The Republican Governors Association has put its own spin on Democratic Gov. Martin O'Malley's campaign theme of "moving Maryland forward." In a television advertisement out today, the RGA proclaims O'Malley is "moving Maryland backward."
The well-off organization is lending a hand to former Gov. Robert L. Ehrlich Jr., a Republican trying to win back the governor's office this fall. In addition to the 30-second spot, the RGA has created a web site titled "Martin's Mess." As we reported this morning on this blog, the spot is a sign that the RGA believes Ehrlich can win the race.
As of late August campaign finance reports, O'Malley had about three times as much money in the bank as Ehrlich. The RGA ad comes as O'Malley launches one in the pricey Washington TV market. O'Malley's spot focuses on education -- a striking change from two attack ads he recently aired in the Baltimore market.
We "truth squad" the RGA ad below the virtual fold, where you can also view the spot itself.
Ad claim: "Unemployment has doubled."
Fact: Maryland's unemployment rate was 3.6 percent in January 2007, when O'Malley took office. Last month, according to numbers out today, it was 7.3 percent. Both numbers are seasonally adjusted.
Ad claim: "More than 3,000 Maryland businesses have closed or moved to other states."
Fact: Each year, thousands of businesses register for unemployment insurance, and thousands more close their accounts. Maryland ended 2009 with a net of 2,900 fewer such accounts than it had at the end of 2008, according to the state Department of Labor, Licensing and Regulation.
The Sun reported this number as a net loss of businesses in front-page articles in January and July. Today, for the first time, the agency is disputing the number as "not a valid way of looking at businesses starting up or closing down," DLLR spokesman Bernie Kohn said.

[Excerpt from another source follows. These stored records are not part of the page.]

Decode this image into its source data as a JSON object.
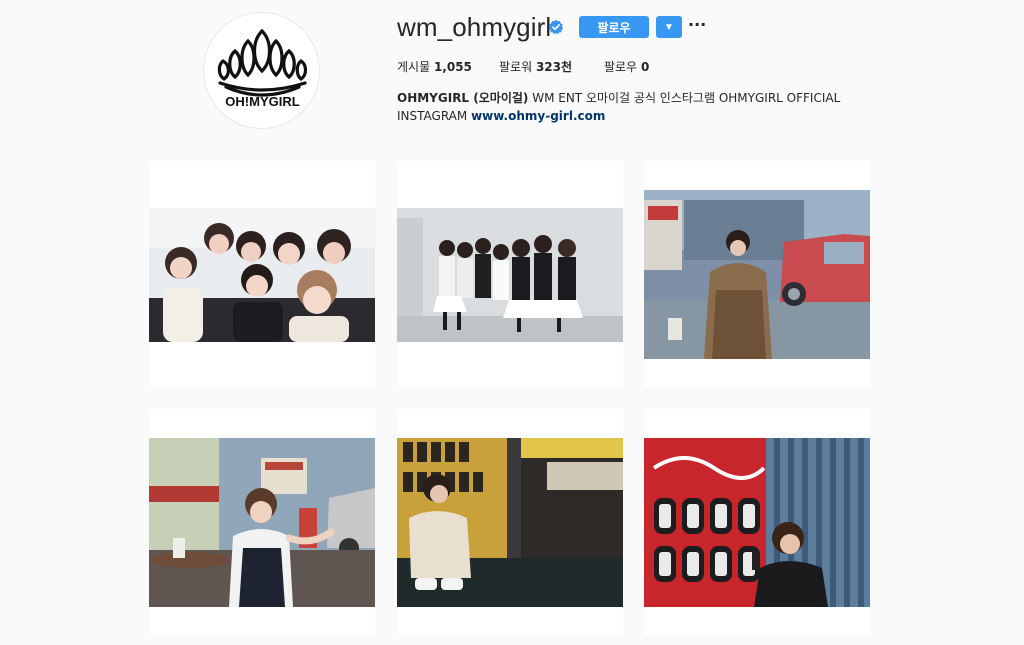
{
  "profile": {
    "username": "wm_ohmygirl",
    "verified_icon": "verified-badge-icon",
    "follow_label": "팔로우",
    "dropdown_icon": "▼",
    "more_icon": "···",
    "avatar_logo_text": "OH!MYGIRL",
    "stats": {
      "posts_label": "게시물",
      "posts_value": "1,055",
      "followers_label": "팔로워",
      "followers_value": "323천",
      "following_label": "팔로우",
      "following_value": "0"
    },
    "bio": {
      "name": "OHMYGIRL (오마이걸)",
      "text": " WM ENT 오마이걸 공식 인스타그램 OHMYGIRL OFFICIAL INSTAGRAM ",
      "link": "www.ohmy-girl.com"
    }
  },
  "colors": {
    "accent": "#3897f0",
    "background": "#fafafa",
    "link": "#003569"
  },
  "posts": [
    {
      "id": "post-1",
      "scene": "group-selfie"
    },
    {
      "id": "post-2",
      "scene": "group-backstage"
    },
    {
      "id": "post-3",
      "scene": "parking-lot"
    },
    {
      "id": "post-4",
      "scene": "drive-in-diner"
    },
    {
      "id": "post-5",
      "scene": "yellow-wall"
    },
    {
      "id": "post-6",
      "scene": "vending-machine"
    }
  ]
}
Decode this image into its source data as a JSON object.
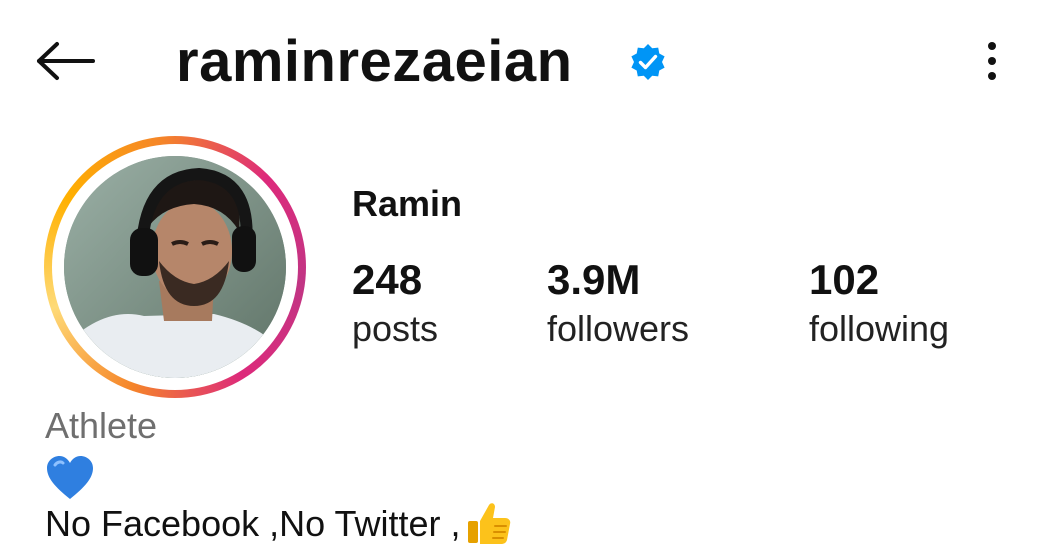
{
  "header": {
    "back_icon": "arrow-left-icon",
    "username": "raminrezaeian",
    "verified_icon": "verified-badge-icon",
    "more_icon": "more-vertical-icon"
  },
  "profile": {
    "display_name": "Ramin",
    "avatar_icon": "profile-photo-with-story-ring",
    "stats": {
      "posts": {
        "value": "248",
        "label": "posts"
      },
      "followers": {
        "value": "3.9M",
        "label": "followers"
      },
      "following": {
        "value": "102",
        "label": "following"
      }
    },
    "category": "Athlete",
    "bio": {
      "line1_emoji": "blue-heart-icon",
      "line2_text": "No Facebook ,No Twitter ,",
      "line2_emoji": "thumbs-up-icon"
    }
  },
  "colors": {
    "verified_blue": "#0095f6",
    "text_primary": "#111111",
    "text_secondary": "#6f6f6f",
    "ring_pink": "#dd2a7b",
    "ring_orange": "#f58529",
    "ring_yellow": "#feda77"
  }
}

Kohn explains that very small businesses, such as mom-and-pop shops with no other employees, don't have to open unemployment insurance accounts. However, families who employ nannies or other household help do have to register. So when a family no longer employs a nanny, it closes the unemployment insurance account -- not exactly a "business closing," Kohn said. Also, Kohn said, DLLR purged more inactive accounts from its unemployment rolls last year than it had in the past, perhaps explaining away part of the 2,900 number.

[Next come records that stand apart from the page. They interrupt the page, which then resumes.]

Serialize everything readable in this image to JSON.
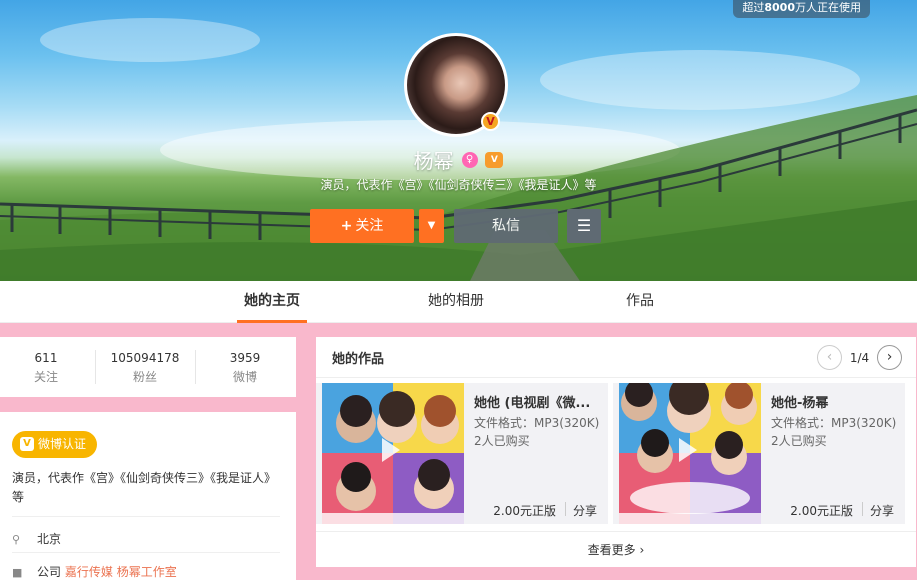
{
  "banner": {
    "users_prefix": "超过",
    "users_count": "8000",
    "users_suffix": "万人正在使用"
  },
  "profile": {
    "name": "杨幂",
    "bio": "演员，代表作《宫》《仙剑奇侠传三》《我是证人》等",
    "verify_badge_icon": "v-badge-icon",
    "gender_icon": "female-icon",
    "vip_icon": "vip-icon",
    "follow_label": "关注",
    "message_label": "私信",
    "accent": "#ff7022"
  },
  "tabs": [
    "她的主页",
    "她的相册",
    "作品"
  ],
  "stats": [
    {
      "value": "611",
      "label": "关注"
    },
    {
      "value": "105094178",
      "label": "粉丝"
    },
    {
      "value": "3959",
      "label": "微博"
    }
  ],
  "info": {
    "verify_label": "微博认证",
    "bio": "演员，代表作《宫》《仙剑奇侠传三》《我是证人》等",
    "location": "北京",
    "company_label": "公司",
    "company_1": "嘉行传媒",
    "company_2": "杨幂工作室"
  },
  "works": {
    "title": "她的作品",
    "page": "1/4",
    "more_label": "查看更多",
    "items": [
      {
        "title": "她他 (电视剧《微...",
        "format": "文件格式：MP3(320K)",
        "buyers": "2人已购买",
        "price": "2.00元正版",
        "share": "分享"
      },
      {
        "title": "她他-杨幂",
        "format": "文件格式：MP3(320K)",
        "buyers": "2人已购买",
        "price": "2.00元正版",
        "share": "分享"
      }
    ]
  }
}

Ad claim: "O’Malley passed the largest tax increase in history .. A 20 percent sales tax hike ... Job-killing taxes on business."
Fact: The Sun has examined in detail the taxing records of O'Malley and Ehrlich. Both raised taxes. You can read that story here.
O'Malley has not disputed the "largest tax increase claim," a refrain repeated nearly daily by Ehrlich on the campaign trail. O'Malley signed into law a penny-per-dollar sales tax increase, raising it to 6 cents on the dollar -- a 20 percent hike. The "job-killing" bit is subjective. Supporters of the governor, as well as some economists, like to point out that businesses consider many things apart from taxes -- education, work force, quality of life -- when deciding to locate or expand in Maryland.
Ad claim: "And now O’Malley says he’s open to raising taxes again."
Fact: O'Malley has said that he does not intend to raise taxes if elected to a second term.